In a nutshell, it is the construction of an “ecosystem” that utilizes a platform. The idea of an ecosystem is not to connect individual systems through system integration, but to allow customers to freely select and operate systems provided by multiple vendors on the same platform. It may be easy to understand the concept if you imagine an expanded version of ERP that consists of multiple modules. How to realize the construction of such an “ecosystem” is one of the points of DX, and it is an area that must be considered as a strategy.
2 – Cloud Application Utilization Strategy
As with platform strategies, this is another one that is well established in the world of B2C applications. The “service model” and “subscription model” have been established as common billing systems for video distribution services and games, while the traditional “on-premise model” (i.e., purchase of software licensing rights) is the majority of B2B applications, with the exception of a few accounting systems and customer management systems. This is due to the reality that the options for cloud applications are limited at the moment.
However, we can expect this situation to change as more and more business applications are provided in the cloud. There is no doubt that “service models” will become mainstream in business applications, and it is necessary to think about how to utilize them.
3 – 360-Degree Vision Strategy

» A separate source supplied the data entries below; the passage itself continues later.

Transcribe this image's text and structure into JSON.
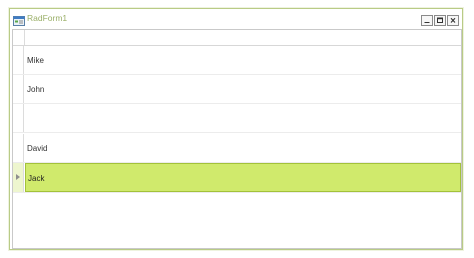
{
  "window": {
    "title": "RadForm1",
    "accent_color": "#b9cb86",
    "title_color": "#9aaf68",
    "icon": "app-form-icon",
    "controls": {
      "minimize_icon": "minimize-icon",
      "maximize_icon": "maximize-icon",
      "close_icon": "close-icon"
    }
  },
  "grid": {
    "selected_color": "#d0ea6c",
    "current_row_indicator_icon": "current-row-arrow-icon",
    "rows": [
      {
        "name": "Mike",
        "selected": false
      },
      {
        "name": "John",
        "selected": false
      },
      {
        "name": "",
        "selected": false
      },
      {
        "name": "David",
        "selected": false
      },
      {
        "name": "Jack",
        "selected": true
      }
    ]
  }
}
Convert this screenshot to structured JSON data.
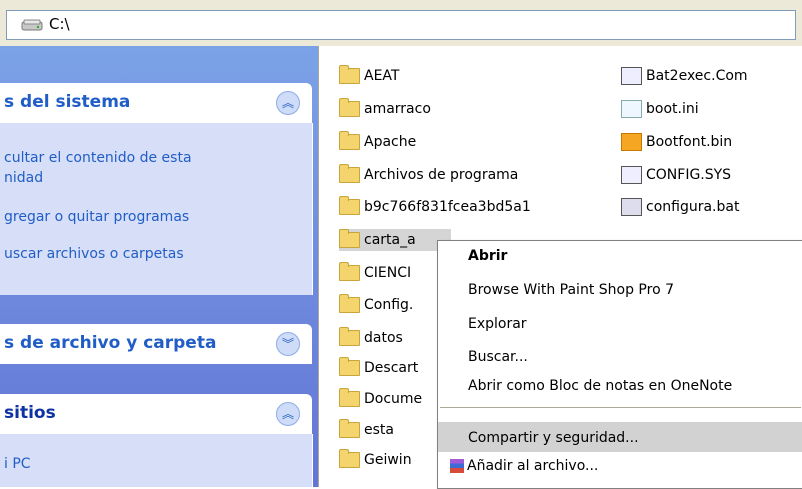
{
  "address": {
    "path": "C:\\"
  },
  "left_panel": {
    "system_tasks": {
      "title": "s del sistema",
      "items": [
        "cultar el contenido de esta",
        "nidad",
        "gregar o quitar programas",
        "uscar archivos o carpetas"
      ]
    },
    "file_tasks": {
      "title": "s de archivo y carpeta"
    },
    "other_places": {
      "title": " sitios",
      "items": [
        "i PC"
      ]
    }
  },
  "files": {
    "col1": [
      "AEAT",
      "amarraco",
      "Apache",
      "Archivos de programa",
      "b9c766f831fcea3bd5a1",
      "carta_a",
      "CIENCI",
      "Config.",
      "datos",
      "Descart",
      "Docume",
      "esta",
      "Geiwin"
    ],
    "col2": [
      "Bat2exec.Com",
      "boot.ini",
      "Bootfont.bin",
      "CONFIG.SYS",
      "configura.bat"
    ]
  },
  "context_menu": {
    "items": [
      "Abrir",
      "Browse With Paint Shop Pro 7",
      "Explorar",
      "Buscar...",
      "Abrir como Bloc de notas en OneNote",
      "Compartir y seguridad...",
      "Añadir al archivo..."
    ]
  }
}
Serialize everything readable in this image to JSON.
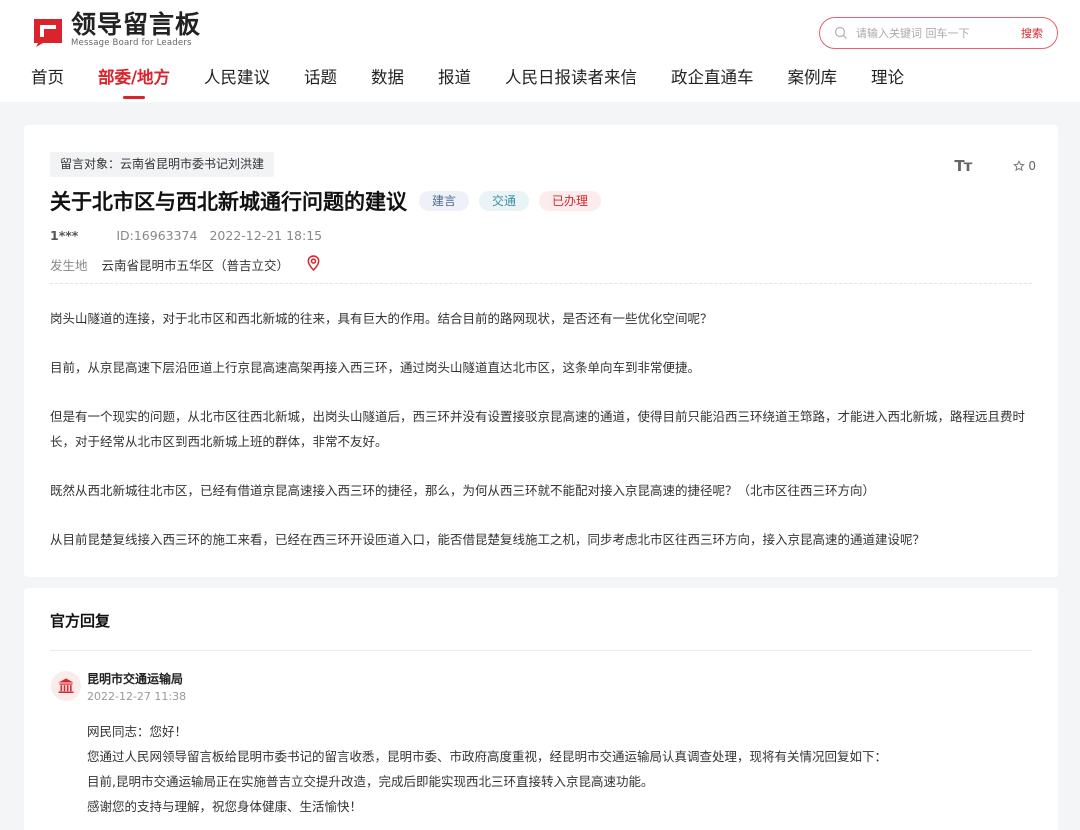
{
  "logo": {
    "cn": "领导留言板",
    "en": "Message Board for Leaders"
  },
  "search": {
    "placeholder": "请输入关键词 回车一下",
    "button": "搜索"
  },
  "nav": [
    "首页",
    "部委/地方",
    "人民建议",
    "话题",
    "数据",
    "报道",
    "人民日报读者来信",
    "政企直通车",
    "案例库",
    "理论"
  ],
  "message": {
    "target": "留言对象：云南省昆明市委书记刘洪建",
    "font_tool": "Tт",
    "star_count": "0",
    "title": "关于北市区与西北新城通行问题的建议",
    "tags": [
      "建言",
      "交通",
      "已办理"
    ],
    "author": "1***",
    "id": "ID:16963374",
    "datetime": "2022-12-21 18:15",
    "place_label": "发生地",
    "place": "云南省昆明市五华区（普吉立交）",
    "paragraphs": [
      "岗头山隧道的连接，对于北市区和西北新城的往来，具有巨大的作用。结合目前的路网现状，是否还有一些优化空间呢？",
      "目前，从京昆高速下层沿匝道上行京昆高速高架再接入西三环，通过岗头山隧道直达北市区，这条单向车到非常便捷。",
      "但是有一个现实的问题，从北市区往西北新城，出岗头山隧道后，西三环并没有设置接驳京昆高速的通道，使得目前只能沿西三环绕道王筇路，才能进入西北新城，路程远且费时长，对于经常从北市区到西北新城上班的群体，非常不友好。",
      "既然从西北新城往北市区，已经有借道京昆高速接入西三环的捷径，那么，为何从西三环就不能配对接入京昆高速的捷径呢？（北市区往西三环方向）",
      "从目前昆楚复线接入西三环的施工来看，已经在西三环开设匝道入口，能否借昆楚复线施工之机，同步考虑北市区往西三环方向，接入京昆高速的通道建设呢？"
    ]
  },
  "reply": {
    "title": "官方回复",
    "org": "昆明市交通运输局",
    "datetime": "2022-12-27 11:38",
    "lines": [
      "网民同志：您好！",
      "您通过人民网领导留言板给昆明市委书记的留言收悉，昆明市委、市政府高度重视，经昆明市交通运输局认真调查处理，现将有关情况回复如下：",
      "目前,昆明市交通运输局正在实施普吉立交提升改造，完成后即能实现西北三环直接转入京昆高速功能。",
      "感谢您的支持与理解，祝您身体健康、生活愉快！"
    ]
  },
  "colors": {
    "brand": "#d9232d",
    "background": "#f4f5f7"
  }
}
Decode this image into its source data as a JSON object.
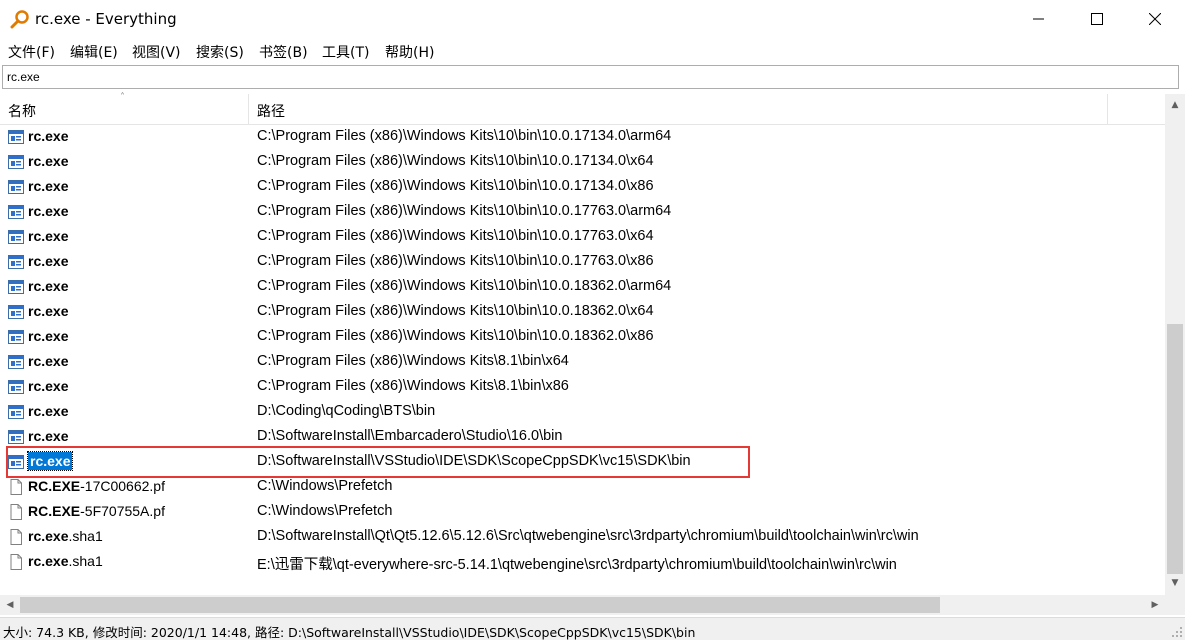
{
  "window": {
    "title": "rc.exe - Everything"
  },
  "menu": [
    {
      "id": "file",
      "label": "文件(F)"
    },
    {
      "id": "edit",
      "label": "编辑(E)"
    },
    {
      "id": "view",
      "label": "视图(V)"
    },
    {
      "id": "search",
      "label": "搜索(S)"
    },
    {
      "id": "bookmarks",
      "label": "书签(B)"
    },
    {
      "id": "tools",
      "label": "工具(T)"
    },
    {
      "id": "help",
      "label": "帮助(H)"
    }
  ],
  "search": {
    "value": "rc.exe"
  },
  "columns": {
    "name": "名称",
    "path": "路径"
  },
  "icons": {
    "exe": "executable-icon",
    "file": "file-icon"
  },
  "rows": [
    {
      "icon": "exe",
      "bold": "rc.exe",
      "rest": "",
      "path": "C:\\Program Files (x86)\\Windows Kits\\10\\bin\\10.0.17134.0\\arm64"
    },
    {
      "icon": "exe",
      "bold": "rc.exe",
      "rest": "",
      "path": "C:\\Program Files (x86)\\Windows Kits\\10\\bin\\10.0.17134.0\\x64"
    },
    {
      "icon": "exe",
      "bold": "rc.exe",
      "rest": "",
      "path": "C:\\Program Files (x86)\\Windows Kits\\10\\bin\\10.0.17134.0\\x86"
    },
    {
      "icon": "exe",
      "bold": "rc.exe",
      "rest": "",
      "path": "C:\\Program Files (x86)\\Windows Kits\\10\\bin\\10.0.17763.0\\arm64"
    },
    {
      "icon": "exe",
      "bold": "rc.exe",
      "rest": "",
      "path": "C:\\Program Files (x86)\\Windows Kits\\10\\bin\\10.0.17763.0\\x64"
    },
    {
      "icon": "exe",
      "bold": "rc.exe",
      "rest": "",
      "path": "C:\\Program Files (x86)\\Windows Kits\\10\\bin\\10.0.17763.0\\x86"
    },
    {
      "icon": "exe",
      "bold": "rc.exe",
      "rest": "",
      "path": "C:\\Program Files (x86)\\Windows Kits\\10\\bin\\10.0.18362.0\\arm64"
    },
    {
      "icon": "exe",
      "bold": "rc.exe",
      "rest": "",
      "path": "C:\\Program Files (x86)\\Windows Kits\\10\\bin\\10.0.18362.0\\x64"
    },
    {
      "icon": "exe",
      "bold": "rc.exe",
      "rest": "",
      "path": "C:\\Program Files (x86)\\Windows Kits\\10\\bin\\10.0.18362.0\\x86"
    },
    {
      "icon": "exe",
      "bold": "rc.exe",
      "rest": "",
      "path": "C:\\Program Files (x86)\\Windows Kits\\8.1\\bin\\x64"
    },
    {
      "icon": "exe",
      "bold": "rc.exe",
      "rest": "",
      "path": "C:\\Program Files (x86)\\Windows Kits\\8.1\\bin\\x86"
    },
    {
      "icon": "exe",
      "bold": "rc.exe",
      "rest": "",
      "path": "D:\\Coding\\qCoding\\BTS\\bin"
    },
    {
      "icon": "exe",
      "bold": "rc.exe",
      "rest": "",
      "path": "D:\\SoftwareInstall\\Embarcadero\\Studio\\16.0\\bin"
    },
    {
      "icon": "exe",
      "bold": "rc.exe",
      "rest": "",
      "path": "D:\\SoftwareInstall\\VSStudio\\IDE\\SDK\\ScopeCppSDK\\vc15\\SDK\\bin",
      "selected": true
    },
    {
      "icon": "file",
      "bold": "RC.EXE",
      "rest": "-17C00662.pf",
      "path": "C:\\Windows\\Prefetch"
    },
    {
      "icon": "file",
      "bold": "RC.EXE",
      "rest": "-5F70755A.pf",
      "path": "C:\\Windows\\Prefetch"
    },
    {
      "icon": "file",
      "bold": "rc.exe",
      "rest": ".sha1",
      "path": "D:\\SoftwareInstall\\Qt\\Qt5.12.6\\5.12.6\\Src\\qtwebengine\\src\\3rdparty\\chromium\\build\\toolchain\\win\\rc\\win"
    },
    {
      "icon": "file",
      "bold": "rc.exe",
      "rest": ".sha1",
      "path": "E:\\迅雷下载\\qt-everywhere-src-5.14.1\\qtwebengine\\src\\3rdparty\\chromium\\build\\toolchain\\win\\rc\\win"
    }
  ],
  "status": {
    "text": "大小: 74.3 KB, 修改时间: 2020/1/1 14:48, 路径: D:\\SoftwareInstall\\VSStudio\\IDE\\SDK\\ScopeCppSDK\\vc15\\SDK\\bin"
  },
  "colors": {
    "selection": "#0078d7",
    "highlight": "#e53935"
  }
}
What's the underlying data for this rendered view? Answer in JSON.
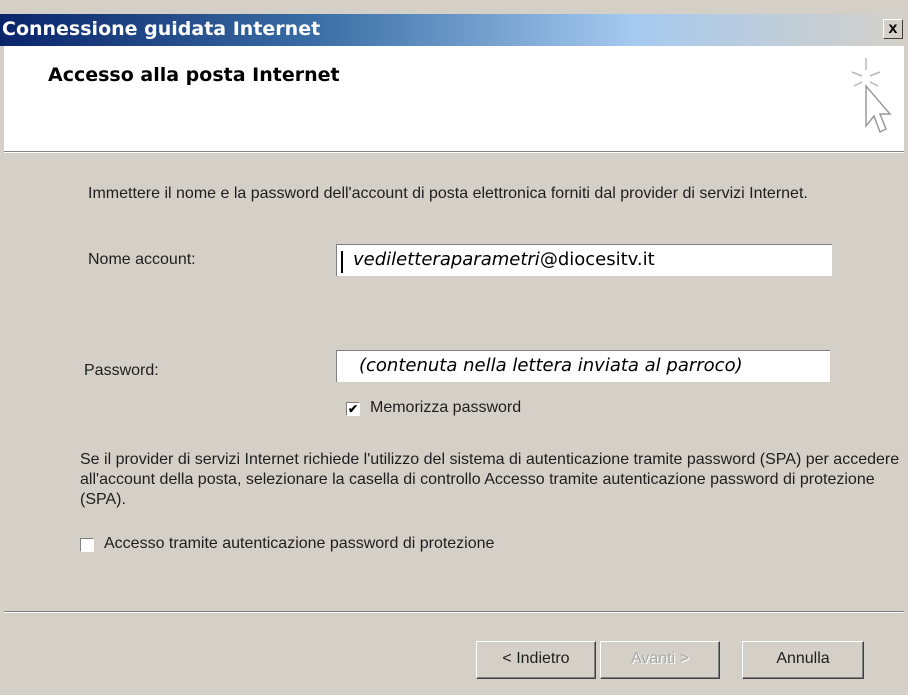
{
  "window": {
    "title": "Connessione guidata Internet",
    "close_label": "x"
  },
  "header": {
    "title": "Accesso alla posta Internet"
  },
  "content": {
    "intro": "Immettere il nome e la password dell'account di posta elettronica forniti dal provider di servizi Internet.",
    "account_label": "Nome account:",
    "account_value_italic": "vediletteraparametri",
    "account_value_domain": "@diocesitv.it",
    "password_label": "Password:",
    "password_value": "(contenuta nella lettera inviata al parroco)",
    "remember_password_label": "Memorizza password",
    "remember_password_checked": true,
    "spa_text": "Se il provider di servizi Internet richiede l'utilizzo del sistema di autenticazione tramite password (SPA) per accedere all'account della posta, selezionare la casella di controllo Accesso tramite autenticazione password di protezione (SPA).",
    "spa_checkbox_label": "Accesso tramite autenticazione password di protezione",
    "spa_checked": false
  },
  "buttons": {
    "back": "< Indietro",
    "next": "Avanti >",
    "cancel": "Annulla"
  }
}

Most of the traditional mechanisms for manufacturing companies to use digital technology are designed to control and provide visibility into the operations within the plant. However, actual manufacturing activities cannot be carried out by ignoring the “linkages” with external communities, such as managing change points in orders with customers, purchasing with suppliers, and subcontract management. With the exception of a few large manufacturing companies, the majority of external community relations are now handled by email, telephone and fax. These are definitely “points that need to be improved”. I believe that it is necessary to think about the role of the systems of each department and company in an inclusive manner and create a new system to reduce the waste that has been caused by forcing the systems to work together as an individual.
In this article, we have outlined the three strategies and the assumptions that manufacturers need to make when thinking about DX strategies. In the next article, we will discuss the “platform strategy” in more detail. The major package vendors in the U.S. and Europe are uniformly aiming to become platformers. We are also seeing B2C platforms starting to offer their services to B2B customers. In the world of business applications, we may see two levels of competition, first between platforms, and then between products within platforms. This is the kind of situation I intend to introduce in this series of articles.
Meet the Author
Director of Rootstock Japan K.K.